According to the UC Office of the President press release, the UC will not raise tuition for in-state residents because of increased funding from the state. California Gov. Gavin Newsom’s budget for 2019-20 allocates a $240 million ongoing general fund for operational costs and to go toward student hunger and housing initiatives, support for graduate medical education and mental health resources. This amount also includes a one-time fund of $138 million to cover deferred maintenance costs.
Student Regent Devon Graves said “there is enough support for the UC for the coming year” by the state government, which is why the in-state tuition was able to stay consistent. It is the seventh time in eight years that in-state tuition has stayed flat. Despite the flat tuition, Sarah Abdeshahian — the campus organizing director of the ASUC Office of the External Affairs Vice President, or EAVP — said in an email that tuition is still “unacceptable” for a public institution that says it is “accessible and affordable.”
The announcement has also sparked discussion because so far, only in-state tuition has been decided upon. The UC regents will meet March 12-14 at UCLA to discuss proposed changes, which could include a 2.6 percent tuition increase for nonresidents for the 2019-20 academic year. The increase will provide campuses with an estimated $28.9 million in revenue, according to the UC regents meeting agenda.
“The UC needs to be kept accessible for out of state, international and undocumented students,” said EAVP Nuha Khalfay in an email. “We need to remember the value they bring to the institution as people rather than (just the) revenue.”
Both Graves and Khalfay mentioned that the UC Student Association — a systemwide body that represents all UC students — has already started to push back and organize against the proposed changes, “doing everything in (its) power to prevent the tuition hike,” Khalfay said in an email.
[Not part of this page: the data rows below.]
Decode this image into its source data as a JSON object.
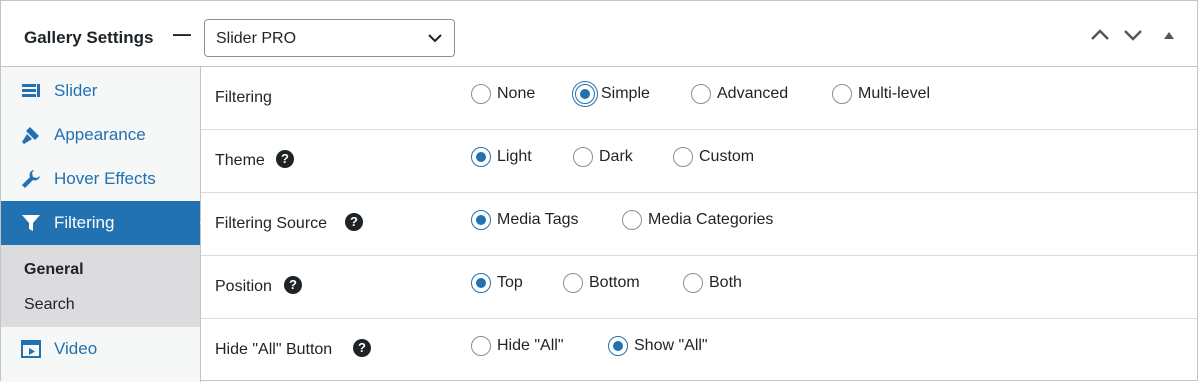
{
  "header": {
    "title": "Gallery Settings",
    "separator": "—",
    "selected_gallery_type": "Slider PRO",
    "controls": [
      "chevron-up-icon",
      "chevron-down-icon",
      "triangle-up-icon"
    ]
  },
  "sidebar": {
    "items": [
      {
        "label": "Slider",
        "icon": "slider-icon"
      },
      {
        "label": "Appearance",
        "icon": "brush-icon"
      },
      {
        "label": "Hover Effects",
        "icon": "wrench-icon"
      },
      {
        "label": "Filtering",
        "icon": "filter-icon",
        "active": true
      },
      {
        "label": "Video",
        "icon": "video-icon"
      }
    ],
    "submenu": [
      {
        "label": "General",
        "active": true
      },
      {
        "label": "Search"
      }
    ]
  },
  "settings": [
    {
      "label": "Filtering",
      "help": false,
      "options": [
        "None",
        "Simple",
        "Advanced",
        "Multi-level"
      ],
      "selected": "Simple"
    },
    {
      "label": "Theme",
      "help": true,
      "options": [
        "Light",
        "Dark",
        "Custom"
      ],
      "selected": "Light"
    },
    {
      "label": "Filtering Source",
      "help": true,
      "options": [
        "Media Tags",
        "Media Categories"
      ],
      "selected": "Media Tags"
    },
    {
      "label": "Position",
      "help": true,
      "options": [
        "Top",
        "Bottom",
        "Both"
      ],
      "selected": "Top"
    },
    {
      "label": "Hide \"All\" Button",
      "help": true,
      "options": [
        "Hide \"All\"",
        "Show \"All\""
      ],
      "selected": "Show \"All\""
    }
  ],
  "help_glyph": "?",
  "colors": {
    "accent": "#2271b1",
    "text": "#1d2327",
    "border": "#c3c4c7",
    "sidebar_bg": "#f6f7f7"
  }
}
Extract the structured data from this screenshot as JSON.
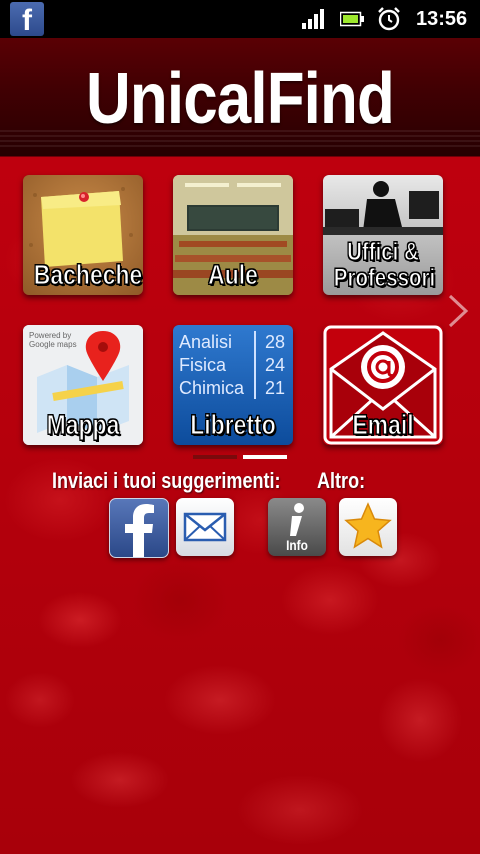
{
  "status_bar": {
    "notification_icon": "facebook-icon",
    "icons": [
      "signal-icon",
      "battery-icon",
      "alarm-clock-icon"
    ],
    "time": "13:56"
  },
  "header": {
    "title": "UnicalFind"
  },
  "tiles": [
    {
      "label": "Bacheche",
      "icon": "corkboard-postit-icon"
    },
    {
      "label": "Aule",
      "icon": "classroom-photo"
    },
    {
      "label": "Uffici &\nProfessori",
      "icon": "office-silhouette-icon"
    },
    {
      "label": "Mappa",
      "icon": "google-maps-icon",
      "badge": "Powered by Google maps"
    },
    {
      "label": "Libretto",
      "icon": "gradebook-icon",
      "grades": [
        {
          "subject": "Analisi",
          "score": "28"
        },
        {
          "subject": "Fisica",
          "score": "24"
        },
        {
          "subject": "Chimica",
          "score": "21"
        }
      ]
    },
    {
      "label": "Email",
      "icon": "envelope-at-icon"
    }
  ],
  "pager": {
    "pages": 2,
    "current": 2
  },
  "feedback": {
    "label": "Inviaci i tuoi suggerimenti:",
    "buttons": [
      {
        "name": "facebook",
        "icon": "facebook-icon"
      },
      {
        "name": "email",
        "icon": "mail-icon"
      }
    ]
  },
  "other": {
    "label": "Altro:",
    "buttons": [
      {
        "name": "info",
        "icon": "info-icon",
        "label": "Info"
      },
      {
        "name": "rate",
        "icon": "star-icon"
      }
    ]
  },
  "colors": {
    "background": "#b5000c",
    "header": "#3a0003",
    "accent": "#ffffff"
  }
}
According to Graves, the question of nonresident tuition is political in nature because these students’ interests are not traditionally represented in Sacramento. Graves added that there is no concrete budget plan in place if the tuition raise does not pass.
Aidan Arasasingham, the legislative director for the UCLA Undergraduate Student Association Council, said there are current efforts to mobilize students in opposition to the potential increase of nonresident tuition.
“You keep security for in-state students, but you pay it off the backs of nonresident students,” Arasasingham said. “What we want to show the regents and the UC and the state legislature is that any tuition increase we will treat as if it is an increase on the whole student body.”